### Problem to work on
Below are entries. Give back exactly the lines from the one containing "Extract the structured" through the one containing "What's the underlying", inclusive, without the pictures.

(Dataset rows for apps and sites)
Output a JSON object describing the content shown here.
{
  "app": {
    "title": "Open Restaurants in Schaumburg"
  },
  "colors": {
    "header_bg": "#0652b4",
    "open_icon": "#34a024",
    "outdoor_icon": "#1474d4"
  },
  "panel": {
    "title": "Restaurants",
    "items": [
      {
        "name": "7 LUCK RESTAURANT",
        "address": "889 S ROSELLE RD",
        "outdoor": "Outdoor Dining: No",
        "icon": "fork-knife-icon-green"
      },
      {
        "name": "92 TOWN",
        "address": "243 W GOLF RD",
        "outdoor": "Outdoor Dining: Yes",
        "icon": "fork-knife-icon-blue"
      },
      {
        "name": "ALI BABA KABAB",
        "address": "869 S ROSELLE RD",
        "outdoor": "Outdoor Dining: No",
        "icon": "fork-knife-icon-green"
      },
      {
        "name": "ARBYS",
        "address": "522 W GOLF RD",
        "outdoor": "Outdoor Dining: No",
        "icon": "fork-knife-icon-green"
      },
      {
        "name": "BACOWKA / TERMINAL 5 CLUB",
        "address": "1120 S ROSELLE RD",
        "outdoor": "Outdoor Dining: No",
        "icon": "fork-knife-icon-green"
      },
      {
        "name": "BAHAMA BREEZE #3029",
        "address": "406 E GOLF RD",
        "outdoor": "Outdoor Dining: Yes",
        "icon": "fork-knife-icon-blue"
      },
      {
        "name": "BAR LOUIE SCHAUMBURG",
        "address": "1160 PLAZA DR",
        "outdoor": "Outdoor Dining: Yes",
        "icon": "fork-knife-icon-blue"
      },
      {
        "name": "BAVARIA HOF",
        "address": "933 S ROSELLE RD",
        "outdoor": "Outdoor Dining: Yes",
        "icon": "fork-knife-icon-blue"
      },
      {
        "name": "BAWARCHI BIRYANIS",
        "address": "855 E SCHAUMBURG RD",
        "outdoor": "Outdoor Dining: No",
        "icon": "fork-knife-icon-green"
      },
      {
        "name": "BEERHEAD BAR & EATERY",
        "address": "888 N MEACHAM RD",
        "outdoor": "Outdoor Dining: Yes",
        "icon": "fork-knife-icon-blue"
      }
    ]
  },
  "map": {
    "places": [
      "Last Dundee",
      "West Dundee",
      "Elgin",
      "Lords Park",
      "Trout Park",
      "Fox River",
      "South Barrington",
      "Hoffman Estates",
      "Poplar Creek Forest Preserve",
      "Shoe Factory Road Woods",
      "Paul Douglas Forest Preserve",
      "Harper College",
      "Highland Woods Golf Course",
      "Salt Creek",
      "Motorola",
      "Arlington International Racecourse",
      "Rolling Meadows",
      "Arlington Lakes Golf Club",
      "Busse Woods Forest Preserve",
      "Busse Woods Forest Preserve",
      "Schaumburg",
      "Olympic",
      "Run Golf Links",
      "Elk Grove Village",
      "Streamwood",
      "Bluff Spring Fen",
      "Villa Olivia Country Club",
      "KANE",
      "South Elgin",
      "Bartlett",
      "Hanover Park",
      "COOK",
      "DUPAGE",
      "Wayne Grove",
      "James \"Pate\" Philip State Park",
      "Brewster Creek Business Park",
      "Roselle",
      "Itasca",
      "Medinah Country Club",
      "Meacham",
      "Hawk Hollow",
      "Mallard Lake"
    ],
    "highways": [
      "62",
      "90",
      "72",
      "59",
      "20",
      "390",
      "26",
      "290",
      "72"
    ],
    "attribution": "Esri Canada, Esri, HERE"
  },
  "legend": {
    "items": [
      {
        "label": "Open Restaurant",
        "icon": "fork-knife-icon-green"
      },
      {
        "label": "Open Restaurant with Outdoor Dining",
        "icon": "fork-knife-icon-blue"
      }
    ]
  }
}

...

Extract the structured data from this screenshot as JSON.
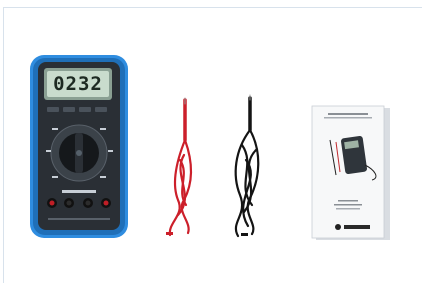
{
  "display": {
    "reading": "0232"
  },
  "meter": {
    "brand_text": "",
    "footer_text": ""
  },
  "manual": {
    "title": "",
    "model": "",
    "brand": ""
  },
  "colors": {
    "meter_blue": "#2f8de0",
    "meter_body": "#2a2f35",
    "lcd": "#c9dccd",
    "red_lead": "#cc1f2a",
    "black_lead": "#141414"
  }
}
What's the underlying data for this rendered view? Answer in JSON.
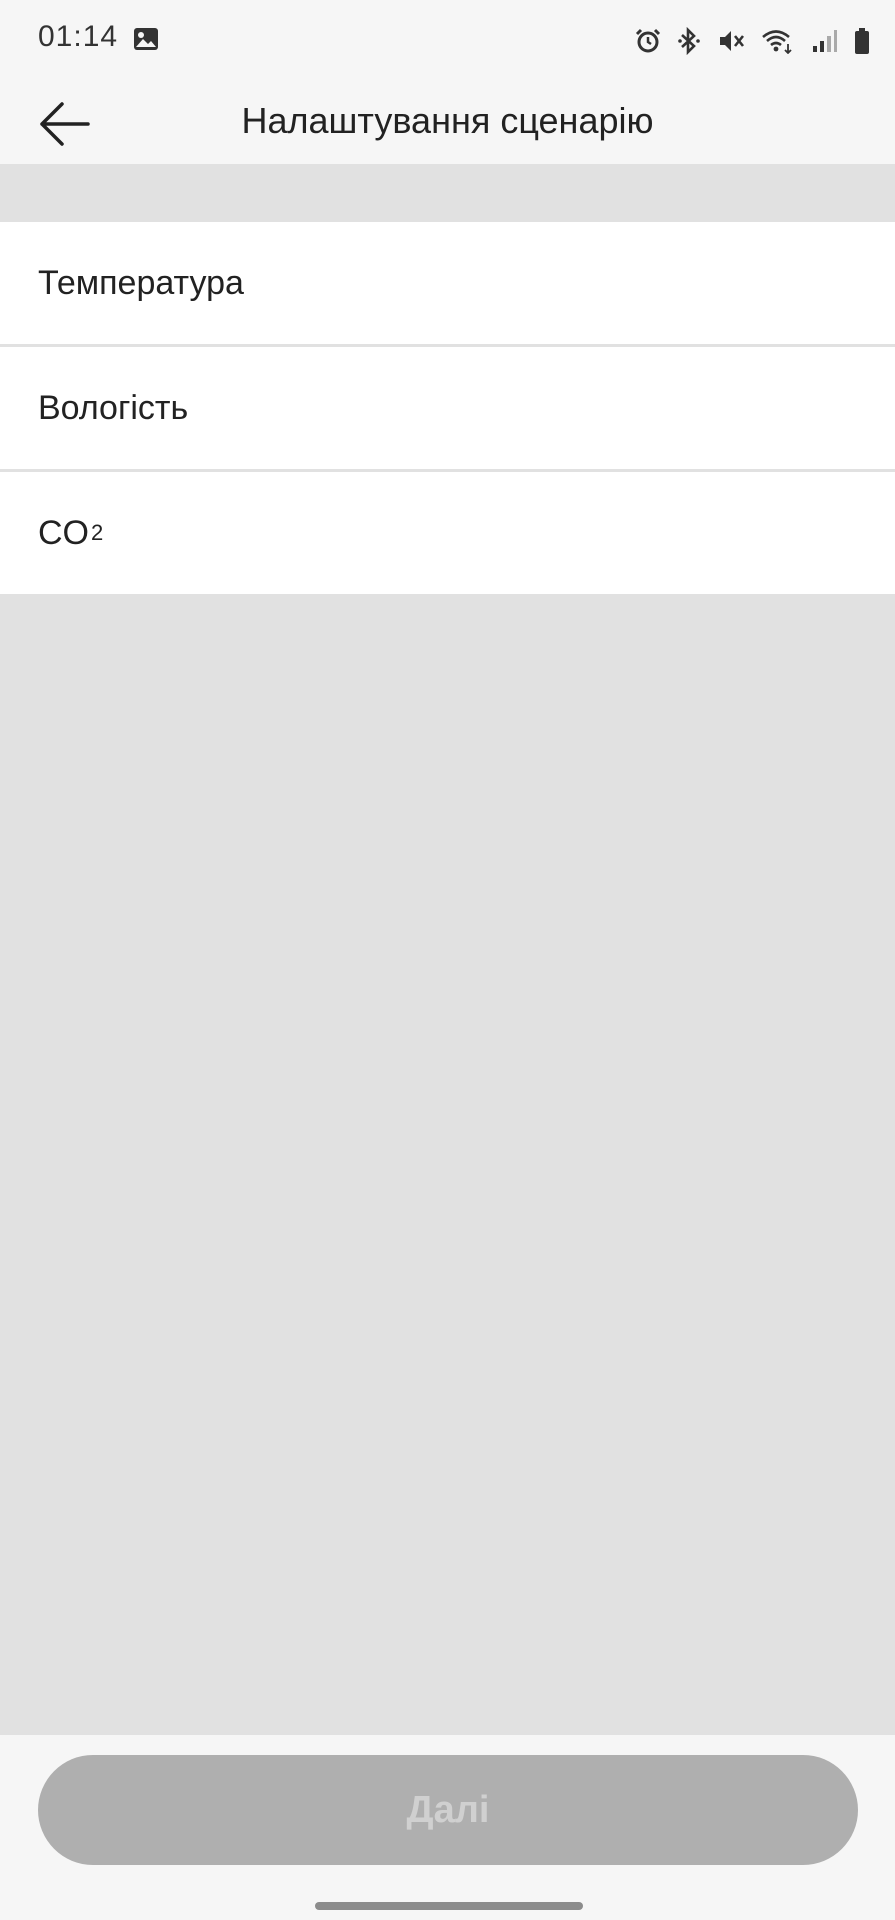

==

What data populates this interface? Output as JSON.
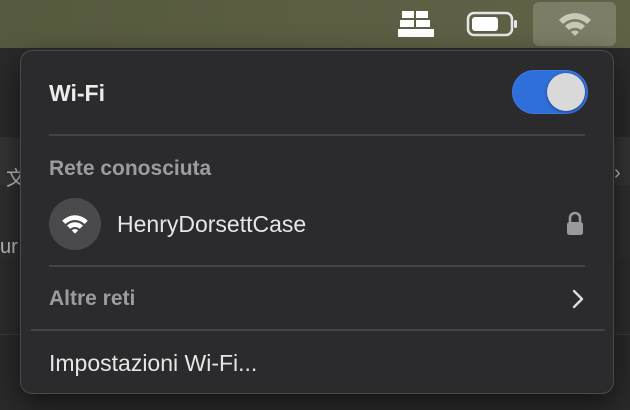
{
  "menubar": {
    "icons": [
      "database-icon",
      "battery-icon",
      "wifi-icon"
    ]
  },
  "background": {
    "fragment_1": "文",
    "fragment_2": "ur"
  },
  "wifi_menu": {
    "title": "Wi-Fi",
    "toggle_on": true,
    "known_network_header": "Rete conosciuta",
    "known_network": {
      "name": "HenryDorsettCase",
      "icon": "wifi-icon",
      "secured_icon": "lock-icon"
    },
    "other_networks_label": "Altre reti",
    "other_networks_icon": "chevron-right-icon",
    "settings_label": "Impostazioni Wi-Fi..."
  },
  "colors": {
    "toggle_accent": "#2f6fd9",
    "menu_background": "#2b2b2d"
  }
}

### Answer box
Extract the structured data from this screenshot as JSON.
{
  "display": {
    "reading": "0232"
  },
  "meter": {
    "brand_text": "",
    "footer_text": ""
  },
  "manual": {
    "title": "",
    "model": "",
    "brand": ""
  },
  "colors": {
    "meter_blue": "#2f8de0",
    "meter_body": "#2a2f35",
    "lcd": "#c9dccd",
    "red_lead": "#cc1f2a",
    "black_lead": "#141414"
  }
}
What's the underlying data for this rendered view? Answer in JSON.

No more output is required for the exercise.